• **Work order**
Below are the lines to check; count those holding the string "result" and give only the number.

[[ Listed entries, beginning ]]

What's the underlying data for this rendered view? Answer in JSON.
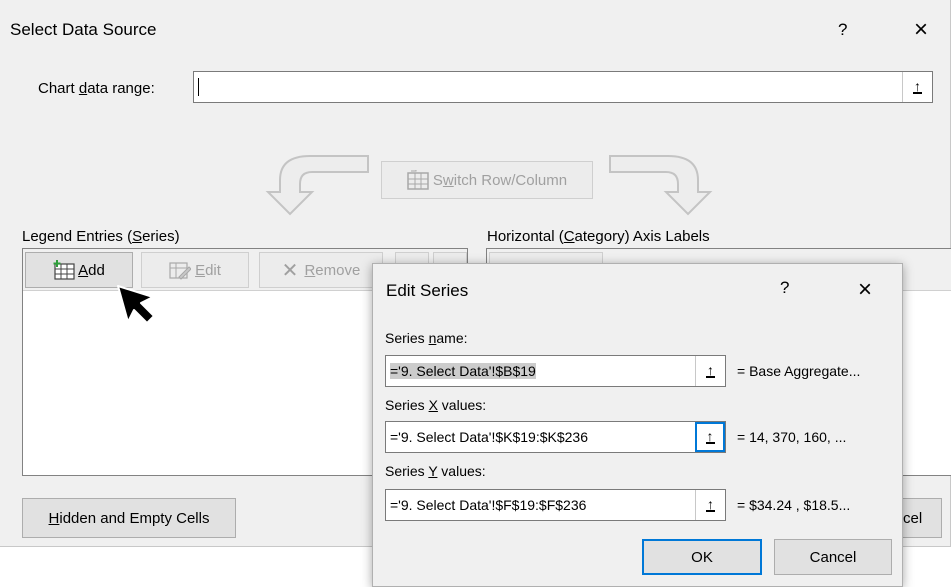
{
  "main_dialog": {
    "title": "Select Data Source",
    "help": "?",
    "close": "×",
    "chart_range": {
      "label_pre": "Chart ",
      "label_u": "d",
      "label_post": "ata range:",
      "value": ""
    },
    "switch": {
      "pre": "S",
      "u": "w",
      "post": "itch Row/Column"
    },
    "legend": {
      "label_pre": "Legend Entries (",
      "label_u": "S",
      "label_post": "eries)",
      "add": {
        "u": "A",
        "post": "dd"
      },
      "edit": {
        "u": "E",
        "post": "dit"
      },
      "remove": {
        "u": "R",
        "post": "emove"
      }
    },
    "axis": {
      "label_pre": "Horizontal (",
      "label_u": "C",
      "label_post": "ategory) Axis Labels"
    },
    "hidden": {
      "u": "H",
      "post": "idden and Empty Cells"
    },
    "cancel_partial": "cel"
  },
  "edit_series": {
    "title": "Edit Series",
    "help": "?",
    "close": "×",
    "name": {
      "label_pre": "Series ",
      "label_u": "n",
      "label_post": "ame:",
      "value": "='9. Select Data'!$B$19",
      "result": "= Base Aggregate..."
    },
    "x": {
      "label_pre": "Series ",
      "label_u": "X",
      "label_post": " values:",
      "value": "='9. Select Data'!$K$19:$K$236",
      "result": "= 14, 370, 160, ..."
    },
    "y": {
      "label_pre": "Series ",
      "label_u": "Y",
      "label_post": " values:",
      "value": "='9. Select Data'!$F$19:$F$236",
      "result": "= $34.24 , $18.5..."
    },
    "ok": "OK",
    "cancel": "Cancel"
  }
}
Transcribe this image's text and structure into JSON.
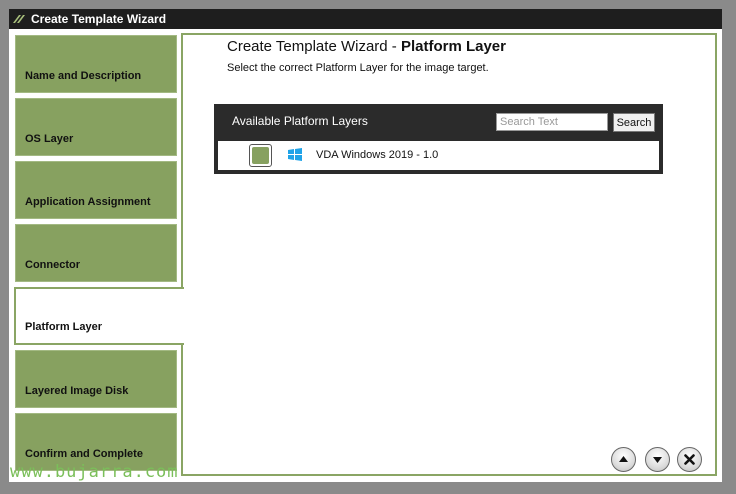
{
  "window": {
    "title": "Create Template Wizard"
  },
  "steps": [
    {
      "label": "Name and Description"
    },
    {
      "label": "OS Layer"
    },
    {
      "label": "Application Assignment"
    },
    {
      "label": "Connector"
    },
    {
      "label": "Platform Layer"
    },
    {
      "label": "Layered Image Disk"
    },
    {
      "label": "Confirm and Complete"
    }
  ],
  "active_step": "Platform Layer",
  "main": {
    "heading_prefix": "Create Template Wizard - ",
    "heading_strong": "Platform Layer",
    "subheading": "Select the correct Platform Layer for the image target."
  },
  "grid": {
    "title": "Available Platform Layers",
    "search_placeholder": "Search Text",
    "search_button": "Search",
    "rows": [
      {
        "label": "VDA Windows 2019 - 1.0",
        "icon": "windows-icon"
      }
    ]
  },
  "nav": {
    "up_icon": "arrow-up-icon",
    "down_icon": "arrow-down-icon",
    "close_icon": "close-icon"
  },
  "watermark": "www.bujarra.com",
  "colors": {
    "accent_green": "#87a160",
    "titlebar": "#1e1e1e",
    "grid_header": "#2b2b2b"
  }
}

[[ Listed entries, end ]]

• **Answer**
3